The first impression I had from the overall look of the show, that it was clean and tidy. I couldn’t decide if I liked the dissonance between the subject matter and the look of the work itself to the white empty space, or if it felt too much like a gallery squashing it all to fit the norm. I am still undecided even after talking to Marie about their decision to keep it clean and let the work talk.
The one project that stood out for me was the, from what I heard from the curators, controversial work by collaborating artists GORSAD.
Installed as a Russian cross, these images show portraits of children alongside a whip, a melting ice cream and a bloody nose. Using children might always be a taboo, especially in an exhibition that has genitals all over its walls, but for me it was a work about a child’s play in this chaotic grown up world. The portrait that stood out the most was the blond girl smiling as her nose is bleeding, her smile is so captivating that I was able to dive into this portrait and look at it for a long time, which for me is always a good indication for a good photograph.
“We are in love with these people who are not eager to please. Sometimes even the most shy and constrained are unexpected in their behavior during shooting process. Shooting for us is an interesting and lively dialogue with those who are difficult to get in touch in everyday life.” (GORSAD)
Another work I found intriguing was a black and white grid installation by artist Irina Yulieva.
Her images reminded me of old photography styles of many of the urban and street photographers with heavy shadows, high contrast and noisy prints. Some of these images capture a real intimate moment that might not seem perfect of beautiful to many, but is true and sensitive. The grid allowed the presentation to follow the nature of the images which is both cluttered and messy but also creating a clear narrative of a place and time we have a chance to look into.
Slava, Whom I mentioned earlier, captured my attention because of a few specific images. His images felt very free and in some way had a boyish innocent to them, although there is much nudity I felt I was able to look beyond that, because it was not the main focus of the work. The nudity was just a part of the situation, was a part of this group’s bond and it was not nudity for the sake of nudity, it felt as the show was aiming for – Raw.
After going down the spiral stairs we went into a small and cozy theater where the video artists showed their work.
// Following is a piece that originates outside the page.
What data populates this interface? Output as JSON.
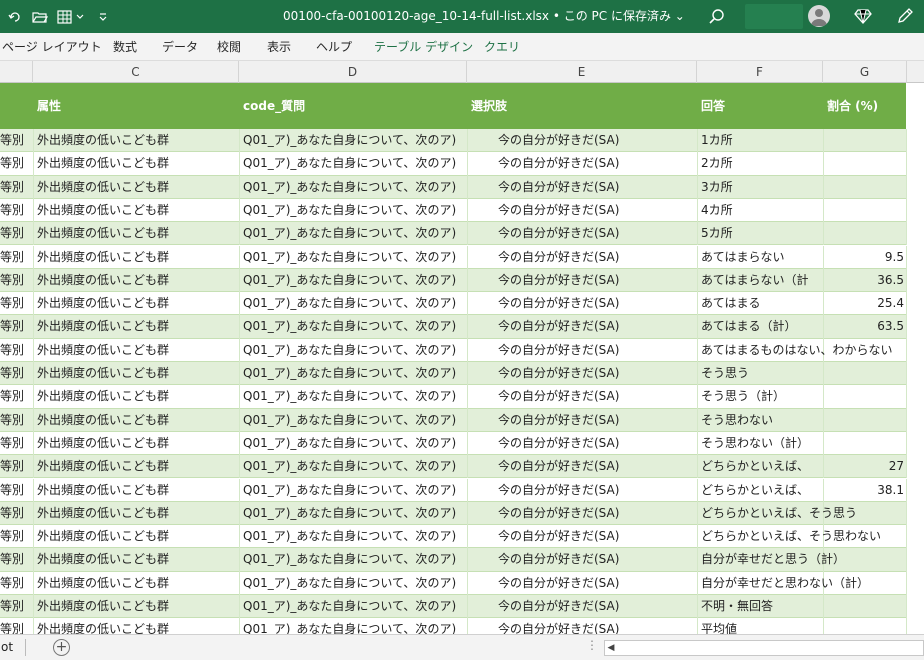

Martynka Wawrzyniak created a 9+ minutes work where she is being submerged in chocolate syrup. The video started with a clean faced, emptied bathtub portrait as the chocolate slowly starts pouring on her face. At the beginning and during the first half of the video the artists seems to ‘play’ a rule for the camera, being aware of her facial expressions by smiling and sometimes being seductive. I find it most interesting when things get harder and she almost loses her control over the situation. The chocolate is now covering more of her face, getting into her nose and eyes, it seems to start getting harder to deal with the chocolate. Her face features change and become harsh, and the video also gets harder to watch, uncomfortable.
I couldn’t help but thinking the entire time about the person who was pouring the chocolate syrup. I found it fascinating to think about this off camera person, who is aggressively pouring chocolate syrup on someone else, while seeing them struggle.
Both Marie and Thomas seemed very passionate about both the show as a whole but also about the artists themselves. They looked proud and happy to be able and share the work in the US, for many of the artists it was their first time.
If you have a chance and you are around New York city the show will be up until April 4th at the Czech Center located on 321 E 73rd St, New York, NY 10021.
For more information visit the Czech Center website.